MANITOWOC (NBC 26) — The Wisconsin Maritime Museum, known for its history, the museum's newest feature exhibit brings our community even closer to a special national park we have here… and it’s underwater!

  • The Wisconsin Maritime Museum has opened a new exhibit dedicated toward the Shipwreck Coast.
  • Known as the Wisconsin Shipwreck Coast National Marine Sanctuary it contains 1,000 sqaure miles of water.
  • Interim director, Kevin Cullen, believes that the partnership will bring more eyes to the treasures.

(The following is a transcription of the full broadcast story)

Dedicated to the Lakeshore's underwater park, the Shipwreck Coast Gallery is curated by interim director Kevin Cullen.

"This park actually preserves and protects almost 100 shipwrecks out there in about 1,000 square miles of water,” said Cullen.

The park, known officially as the Wisconsin Shipwreck Coast National Marine Sanctuary, stretches from just north of Two Rivers down to Port Washington.

Cullen says there were many shipwrecks in this area in the 19th century. This is because Two Rivers is the closest shore to many Michigan ports and the waters here are very shallow.

"Today with modern technology, side scan sonar,” Cullen explains. “I was just out on an expedition, and we found a new shipwreck on Lake Michigan."

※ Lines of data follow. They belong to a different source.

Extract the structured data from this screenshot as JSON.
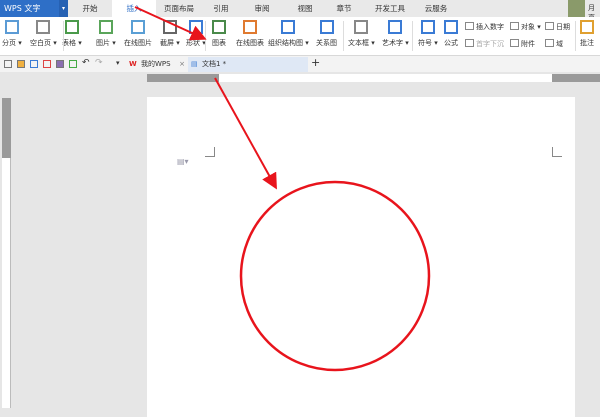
{
  "app": {
    "title": "WPS 文字"
  },
  "menu_tabs": [
    "开始",
    "插入",
    "页面布局",
    "引用",
    "审阅",
    "视图",
    "章节",
    "开发工具",
    "云服务"
  ],
  "active_tab": "插入",
  "user": {
    "name": "月亮"
  },
  "ribbon": {
    "big": [
      {
        "label": "分页 ▾",
        "icon": "page-break-icon"
      },
      {
        "label": "空白页 ▾",
        "icon": "blank-page-icon"
      },
      {
        "label": "表格 ▾",
        "icon": "table-icon"
      },
      {
        "label": "图片 ▾",
        "icon": "picture-icon"
      },
      {
        "label": "在线图片",
        "icon": "online-picture-icon"
      },
      {
        "label": "截屏 ▾",
        "icon": "screenshot-icon"
      },
      {
        "label": "形状 ▾",
        "icon": "shapes-icon"
      },
      {
        "label": "图表",
        "icon": "chart-icon"
      },
      {
        "label": "在线图表",
        "icon": "online-chart-icon"
      },
      {
        "label": "组织结构图 ▾",
        "icon": "org-chart-icon"
      },
      {
        "label": "关系图",
        "icon": "relation-chart-icon"
      },
      {
        "label": "文本框 ▾",
        "icon": "textbox-icon"
      },
      {
        "label": "艺术字 ▾",
        "icon": "wordart-icon"
      },
      {
        "label": "符号 ▾",
        "icon": "omega-icon"
      },
      {
        "label": "公式",
        "icon": "pi-icon"
      },
      {
        "label": "批注",
        "icon": "comment-icon"
      }
    ],
    "small": [
      "插入数字",
      "首字下沉",
      "对象 ▾",
      "附件",
      "日期",
      "域"
    ]
  },
  "doc_tabs": [
    {
      "label": "我的WPS"
    },
    {
      "label": "文档1 *"
    }
  ],
  "colors": {
    "accent": "#2e6fc7",
    "annotation": "#e8141c"
  }
}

The sanctuary's research coordinator Caitlin Zant told me the coast symbolizes much more than just a few artifacts.

"It really helps tell the story of these communities and their past,” Zant says. “These four communities along the coastline have been major shipping ports for hundreds of years."

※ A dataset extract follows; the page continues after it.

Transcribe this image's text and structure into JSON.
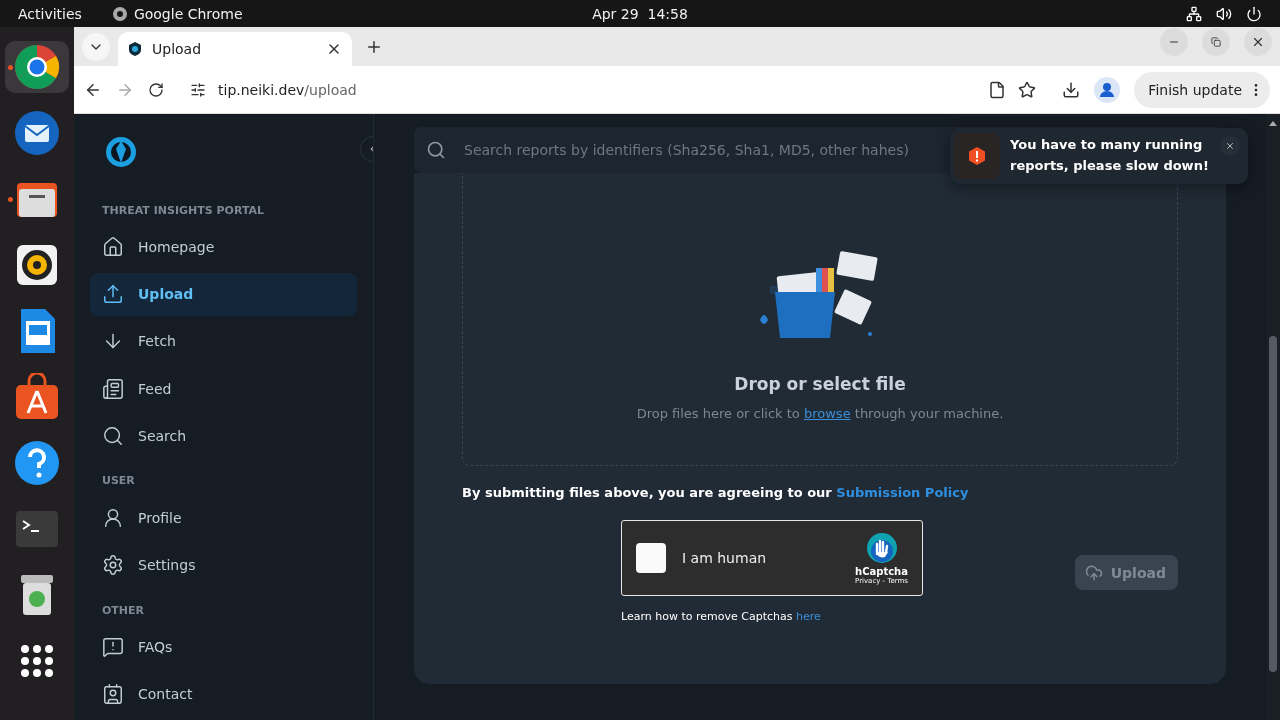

Now, both Cullen and Zant say a partnership with the museum will only mean more eyes on the spectacle.

"The fact that it is such a such a statewide museum, even a nationwide museum,” said Zant. “Drawing people in from all over, it can really tell this story in a very accessible and easy way."

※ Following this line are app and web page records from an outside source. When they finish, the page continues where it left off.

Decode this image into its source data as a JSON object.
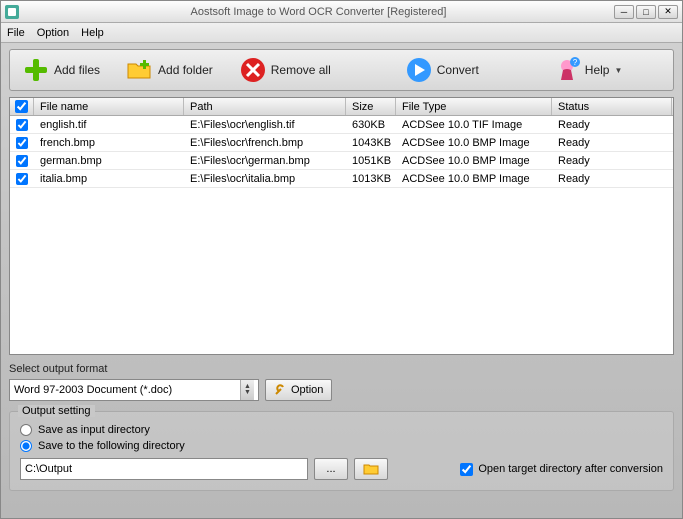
{
  "title": "Aostsoft Image to Word OCR Converter [Registered]",
  "menu": {
    "file": "File",
    "option": "Option",
    "help": "Help"
  },
  "toolbar": {
    "add_files": "Add files",
    "add_folder": "Add folder",
    "remove_all": "Remove all",
    "convert": "Convert",
    "help": "Help"
  },
  "columns": {
    "name": "File name",
    "path": "Path",
    "size": "Size",
    "type": "File Type",
    "status": "Status"
  },
  "rows": [
    {
      "checked": true,
      "name": "english.tif",
      "path": "E:\\Files\\ocr\\english.tif",
      "size": "630KB",
      "type": "ACDSee 10.0 TIF Image",
      "status": "Ready"
    },
    {
      "checked": true,
      "name": "french.bmp",
      "path": "E:\\Files\\ocr\\french.bmp",
      "size": "1043KB",
      "type": "ACDSee 10.0 BMP Image",
      "status": "Ready"
    },
    {
      "checked": true,
      "name": "german.bmp",
      "path": "E:\\Files\\ocr\\german.bmp",
      "size": "1051KB",
      "type": "ACDSee 10.0 BMP Image",
      "status": "Ready"
    },
    {
      "checked": true,
      "name": "italia.bmp",
      "path": "E:\\Files\\ocr\\italia.bmp",
      "size": "1013KB",
      "type": "ACDSee 10.0 BMP Image",
      "status": "Ready"
    }
  ],
  "format": {
    "label": "Select output format",
    "value": "Word 97-2003 Document (*.doc)",
    "option_btn": "Option"
  },
  "output": {
    "legend": "Output setting",
    "save_input": "Save as input directory",
    "save_following": "Save to the following directory",
    "path": "C:\\Output",
    "open_target": "Open target directory after conversion",
    "browse": "...",
    "selected": "following"
  }
}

"We can tie our port town to the other communities around the Great Lakes,” Cullen added. “And realize that we're also connected to a global maritime community as well."

The gallery is now a permanent exhibit at the Wisconsin Maritime Museum.